An OC committee must have at least three and as many as seven members. If the OC wishes to have more than seven members, they can pass an ordinary resolution to allow between seven and twelve members. The chairperson of the OC must give written notice of the ballot to all members.

Owners Corporation Management Contracts

There is clarification on OC manager contract terms. Under the amendment, an OC manager contract cannot include terms that:

  • Require the OC to pass a special, unanimous or any other resolution requiring more than a simple majority of votes before revoking the manager’s appointment.
  • Require the OC to convene a general meeting or take any other prescribed step before revoking the manager’s appointment.
  • Allow the manager to renew the appointment contract at their discretion.
  • Require a tier-one or two OC to give three months or more notice of its intention to revoke the appointment.
  • Require a tier 3, 4 or 5 OC to give one month or more notice of its intention to revoke the appointment.
  • Provide automatic renewal of the contract if the OC fails to give notice of its intention not to renew per its terms.
  • Restrict the OC’s ability to appoint a person as manager.

If any of these terms are included in a contract after December 1, 2021, they will be void.

Owners Corporation Management Duties

There are additional duties attributed to the OC manager. These include:

  • Ensuring that goods and services procured on behalf of the OC are procured under competitive terms.
  • An OC manager must not pressure any OC member to influence the outcome of a vote.
  • The OC manager must give written notice to the OC chair to disclose any personal benefit they may gain from a contract for goods or services supplied to the OC.

OC managers must also provide financial statements relevant to funds they hold in trust for the OC upon request. Money held in trust by an OC manager includes any interest earned.

Manager’s Report

The manager’s report must now contain more information than before. As well as previous details required, the report must include:

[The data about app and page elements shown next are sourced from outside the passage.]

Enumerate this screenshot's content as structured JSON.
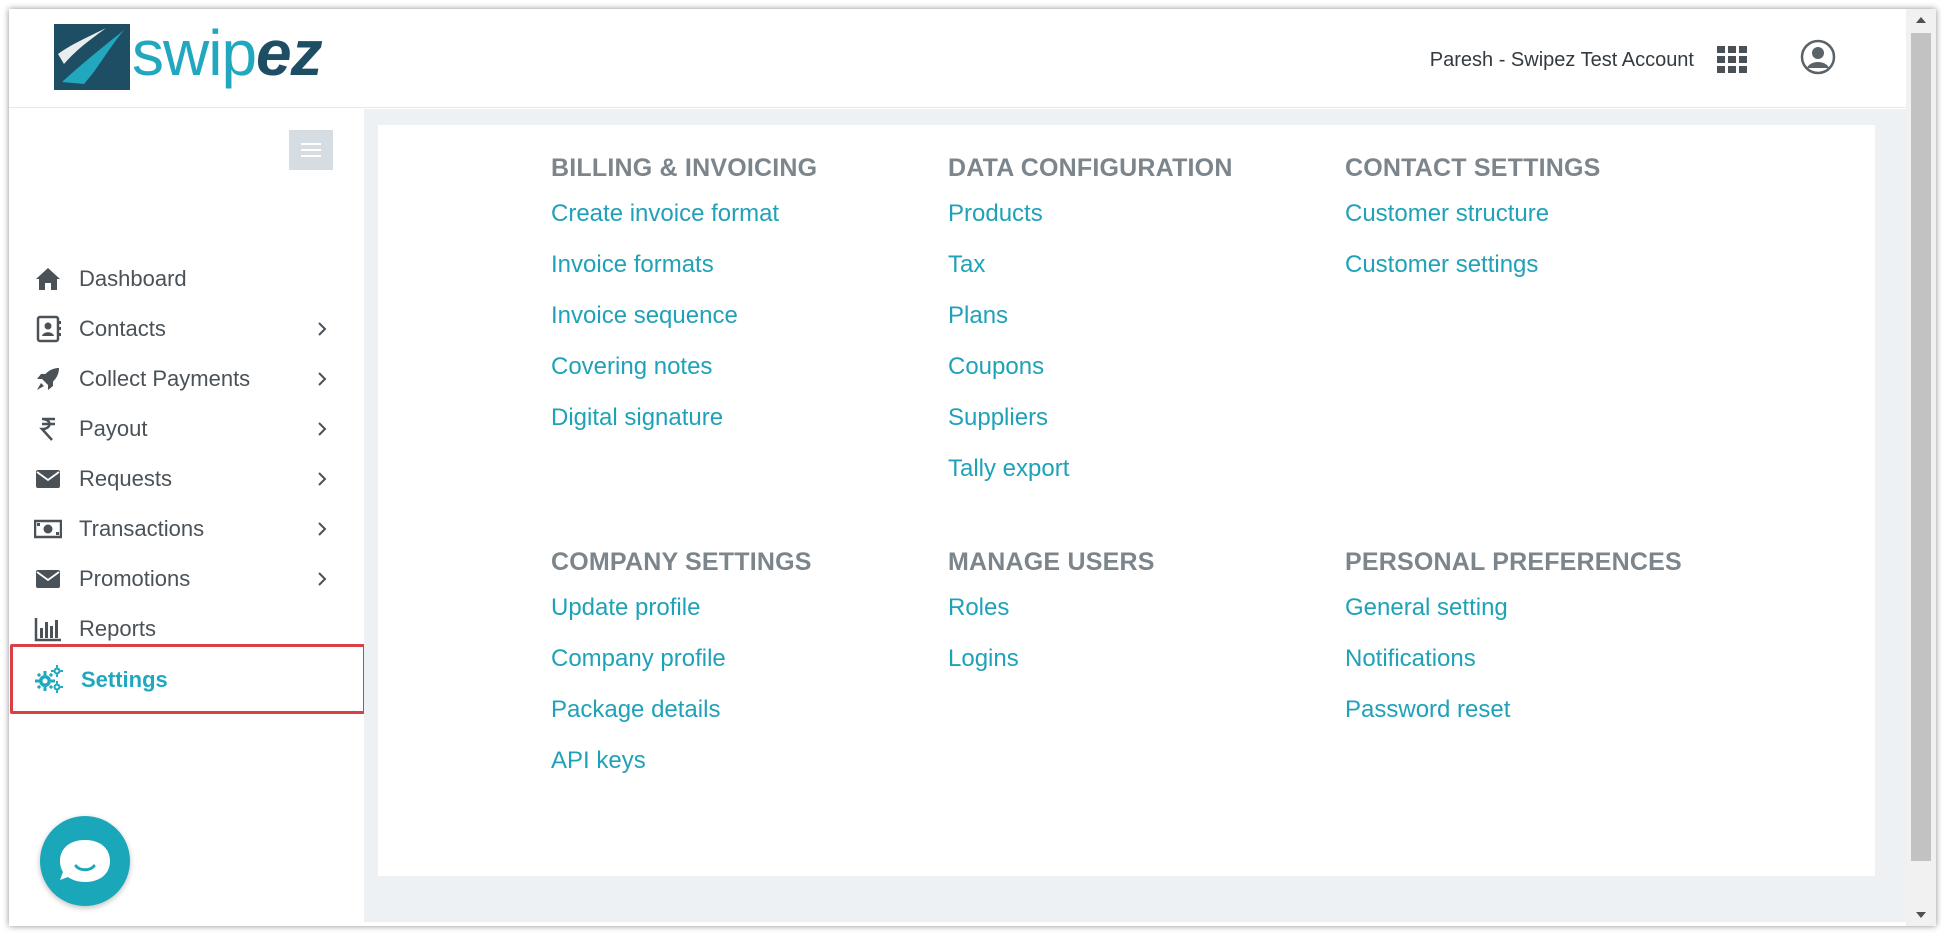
{
  "header": {
    "brand_main": "swip",
    "brand_accent": "ez",
    "account_name": "Paresh - Swipez Test Account",
    "apps_icon": "grid-icon",
    "user_icon": "user-circle-icon"
  },
  "sidebar": {
    "items": [
      {
        "label": "Dashboard",
        "icon": "home-icon",
        "has_submenu": false
      },
      {
        "label": "Contacts",
        "icon": "contact-book-icon",
        "has_submenu": true
      },
      {
        "label": "Collect Payments",
        "icon": "rocket-icon",
        "has_submenu": true
      },
      {
        "label": "Payout",
        "icon": "rupee-icon",
        "has_submenu": true
      },
      {
        "label": "Requests",
        "icon": "envelope-icon",
        "has_submenu": true
      },
      {
        "label": "Transactions",
        "icon": "money-icon",
        "has_submenu": true
      },
      {
        "label": "Promotions",
        "icon": "envelope-icon",
        "has_submenu": true
      },
      {
        "label": "Reports",
        "icon": "bar-chart-icon",
        "has_submenu": false
      },
      {
        "label": "Settings",
        "icon": "gears-icon",
        "has_submenu": false,
        "active": true
      }
    ]
  },
  "settings": {
    "billing": {
      "title": "BILLING & INVOICING",
      "links": [
        "Create invoice format",
        "Invoice formats",
        "Invoice sequence",
        "Covering notes",
        "Digital signature"
      ]
    },
    "data": {
      "title": "DATA CONFIGURATION",
      "links": [
        "Products",
        "Tax",
        "Plans",
        "Coupons",
        "Suppliers",
        "Tally export"
      ]
    },
    "contact": {
      "title": "CONTACT SETTINGS",
      "links": [
        "Customer structure",
        "Customer settings"
      ]
    },
    "company": {
      "title": "COMPANY SETTINGS",
      "links": [
        "Update profile",
        "Company profile",
        "Package details",
        "API keys"
      ]
    },
    "users": {
      "title": "MANAGE USERS",
      "links": [
        "Roles",
        "Logins"
      ]
    },
    "personal": {
      "title": "PERSONAL PREFERENCES",
      "links": [
        "General setting",
        "Notifications",
        "Password reset"
      ]
    }
  },
  "colors": {
    "accent": "#22a8be",
    "brand_dark": "#1e4e63",
    "highlight_border": "#d94046",
    "section_title": "#7b858b"
  }
}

  • Details of receipts and transactions involving money held on trust for the OC.
  • Any commissions, payments or benefits the OC manager received in relation to contracts for goods or services procured on behalf of the OC.

For more information about the Owners Corporations and Other Acts Amendment Act 2021, visit the Consumer Affairs Victoria website or download the act here.

Contact Meadows Property Group to make an owners corporation management enquiry.